When Hitch is being shaved, sometime after the North by Northwest premiere (8 July 1959), Peggy tells him that 20th Century Fox is offering him to direct The Diary of Anne Frank. "Diary" was already finished and premiered in March 1959, so such an offer would not have been made in that same year.
Dean Martin's recording of "Ain't that a Kick in the Head" plays when Janet Leigh meets the Hitchcocks prior to the start of filming. Filming on Psycho ended on February 1, 1960. The song wasn't recorded until May 10, 1960.
When Hitchcock arrives at the Paramount lot in 1959, water tower in background bears stylized studio logo not introduced until 1968, after the studio was acquired by Gulf and Western.
When Alma and Whit are driving up the Pacific Coast Highway, the double centerline is yellow. In 1960, it would have been white.
When Hitch is seated in front of his TV set watching a cartoon while listening to a classical record album, the piece that is heard, which is correctly credited, is the scherzo movement from Ludwig van Beethoven's 3rd Symphony (Eroica). However the record album cover that is on top of the TV-stereo console is entitled "Beethoven Overtures."
Hitchcock addresses the film music composer as "Bernie." Virtually no one called Bernard Herrmann that; those who were close to him called him "Benny."
While Hitch is in the middle of a chapter of "Psycho", Alma takes the book from him. He takes it back but continues reading from the beginning of another chapter.
When Hitch is finished being shaved in the barber's chair we see shaving cream residue on his cheeks. When he looks at his reflection in the hand mirror, the residue is gone, but when we see him from the front again, the residue is back.
Portrays principal photography and Alfred Hitchcock's office as being on Paramount Studios' backlot. In reality, as Psycho was the last picture the director would make under his contract with Paramount, by the time filming began his office, as well as the sets, had moved to his new studio, Universal.
In the on-set scene in which Arbogast (Martin Balsam in the original Psycho) is about to be stabbed, Anthony Perkins' character is seen sitting nearby in drag as Norman-as-Mrs.-Bates. In reality, Anthony Perkins was not even on set this day (Alfred Hitchcock used a female "little person" as a double so audiences wouldn't be tipped off to the murderer's true identity by Perkins' height.) In fact, the only time Perkins actually appeared onscreen as Mrs. Bates was during the big-reveal climax in the fruit-cellar. Doubles and stand-ins were also used during the shower murder for reasons of convenience and deception.
The film presents several erroneous facts about real life killer Ed Gein:

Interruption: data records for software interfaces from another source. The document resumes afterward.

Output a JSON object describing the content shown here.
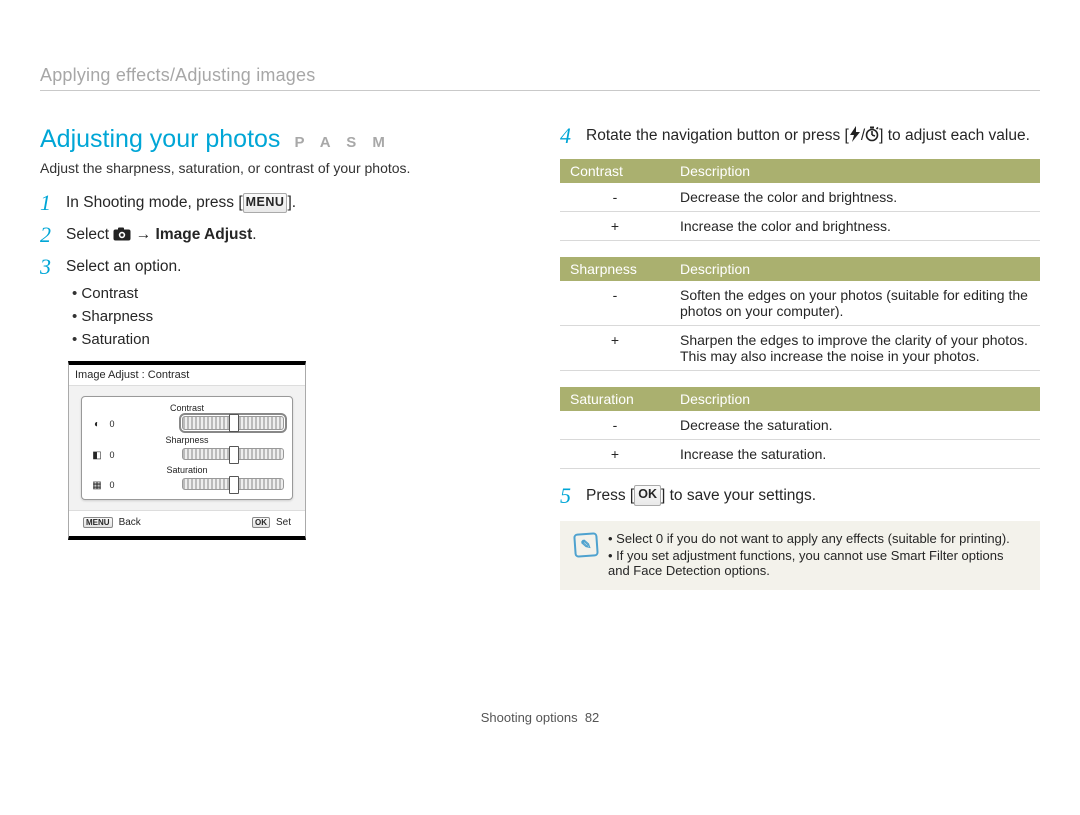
{
  "breadcrumb": "Applying effects/Adjusting images",
  "title": "Adjusting your photos",
  "modes": "P A S M",
  "subtitle": "Adjust the sharpness, saturation, or contrast of your photos.",
  "step1": {
    "pre": "In Shooting mode, press [",
    "btn": "MENU",
    "post": "]."
  },
  "step2": {
    "pre": "Select ",
    "mid": " → ",
    "bold": "Image Adjust",
    "post": "."
  },
  "step3": {
    "text": "Select an option.",
    "bullets": [
      "Contrast",
      "Sharpness",
      "Saturation"
    ]
  },
  "camscreen": {
    "header": "Image Adjust : Contrast",
    "rows": [
      {
        "icon": "◐",
        "zero": "0",
        "label": "Contrast",
        "highlight": true
      },
      {
        "icon": "◧",
        "zero": "0",
        "label": "Sharpness",
        "highlight": false
      },
      {
        "icon": "▦",
        "zero": "0",
        "label": "Saturation",
        "highlight": false
      }
    ],
    "back_btn": "MENU",
    "back_lbl": "Back",
    "set_btn": "OK",
    "set_lbl": "Set"
  },
  "step4": {
    "pre": "Rotate the navigation button or press [",
    "sep": "/",
    "post": "] to adjust each value."
  },
  "tables": {
    "contrast": {
      "head": [
        "Contrast",
        "Description"
      ],
      "rows": [
        [
          "-",
          "Decrease the color and brightness."
        ],
        [
          "+",
          "Increase the color and brightness."
        ]
      ]
    },
    "sharpness": {
      "head": [
        "Sharpness",
        "Description"
      ],
      "rows": [
        [
          "-",
          "Soften the edges on your photos (suitable for editing the photos on your computer)."
        ],
        [
          "+",
          "Sharpen the edges to improve the clarity of your photos. This may also increase the noise in your photos."
        ]
      ]
    },
    "saturation": {
      "head": [
        "Saturation",
        "Description"
      ],
      "rows": [
        [
          "-",
          "Decrease the saturation."
        ],
        [
          "+",
          "Increase the saturation."
        ]
      ]
    }
  },
  "step5": {
    "pre": "Press [",
    "btn": "OK",
    "post": "] to save your settings."
  },
  "notes": [
    "Select 0 if you do not want to apply any effects (suitable for printing).",
    "If you set adjustment functions, you cannot use Smart Filter options and Face Detection options."
  ],
  "footer": {
    "section": "Shooting options",
    "page": "82"
  }
}
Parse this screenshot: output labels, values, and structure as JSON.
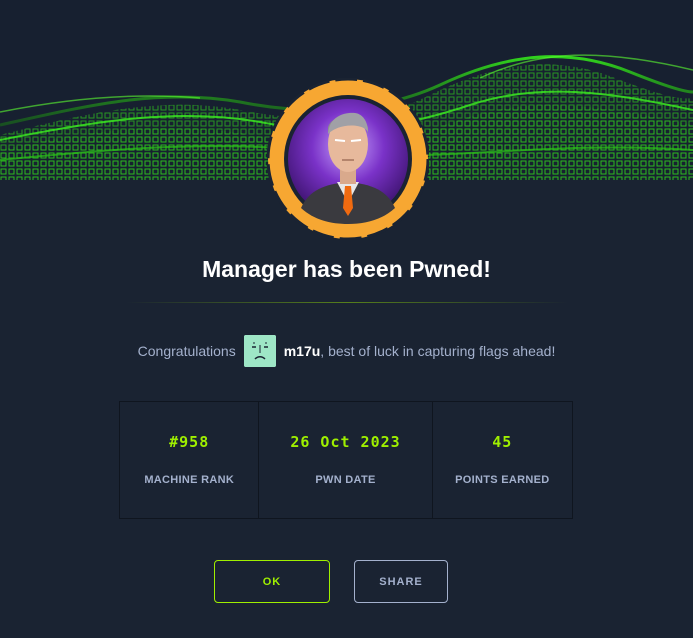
{
  "title": "Manager has been Pwned!",
  "congrats": {
    "prefix": "Congratulations",
    "username": "m17u",
    "suffix": ", best of luck in capturing flags ahead!"
  },
  "stats": [
    {
      "value": "#958",
      "label": "MACHINE RANK"
    },
    {
      "value": "26 Oct 2023",
      "label": "PWN DATE"
    },
    {
      "value": "45",
      "label": "POINTS EARNED"
    }
  ],
  "buttons": {
    "ok": "OK",
    "share": "SHARE"
  },
  "colors": {
    "accent": "#9fef00",
    "background": "#1a2332",
    "ring": "#f7a732",
    "muted": "#a4b1cd"
  }
}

1. The film opens with Ed Gein killing his brother,Henry with a shovel in 1944; actually, the police investigated Henry Gein's death at the time and found no evidence of foul play- and the official coroner's report states that Henry Gein died of asphyxiation while fighting a fire on his property. While many authors have suggested that Ed murdered his brother (especially after the revelations of Ed's later activities) this has never been proven.
2. At one point, when talking to his secretary, Hitchcock (Anthony Hopkins) refers to Ed Gein as "the mass murderer from Wisconsin". In reality, there were only two confirmed murder victims of Ed Gein, which, although terrible, hardly constitutes a "mass".
Finally, in the same conversation, Hitchcock refers to Gein as "the boy who dug up his own mother". Although Ed Gein was a proven grave robber- which was and is a terrible crime- there is nothing in historical records of his crimes mentioning- or even suggesting- that he exhumed his own mother's remains.
At two occasions we see the famous Bates Mansion in the background, facing the right side of the house, opposite of how it appears in Psycho. Originally the house was constructed with only 2 walls - the left and front facade.
As Alfred Hitchcock is reading the London Times over his breakfast you can clearly see a news report of "The King Speaks to all Britons". Great Britain has had Elizabeth II as monarch since 1952.
Hitchcock talks about a quote from the New York Times and says there is an "accompanying list", but the paper he is reading which contains that list is clearly The Times, aka the London Times.
When Hitch is in the meeting with the censors, the stenographer is clearly faking the keystrokes.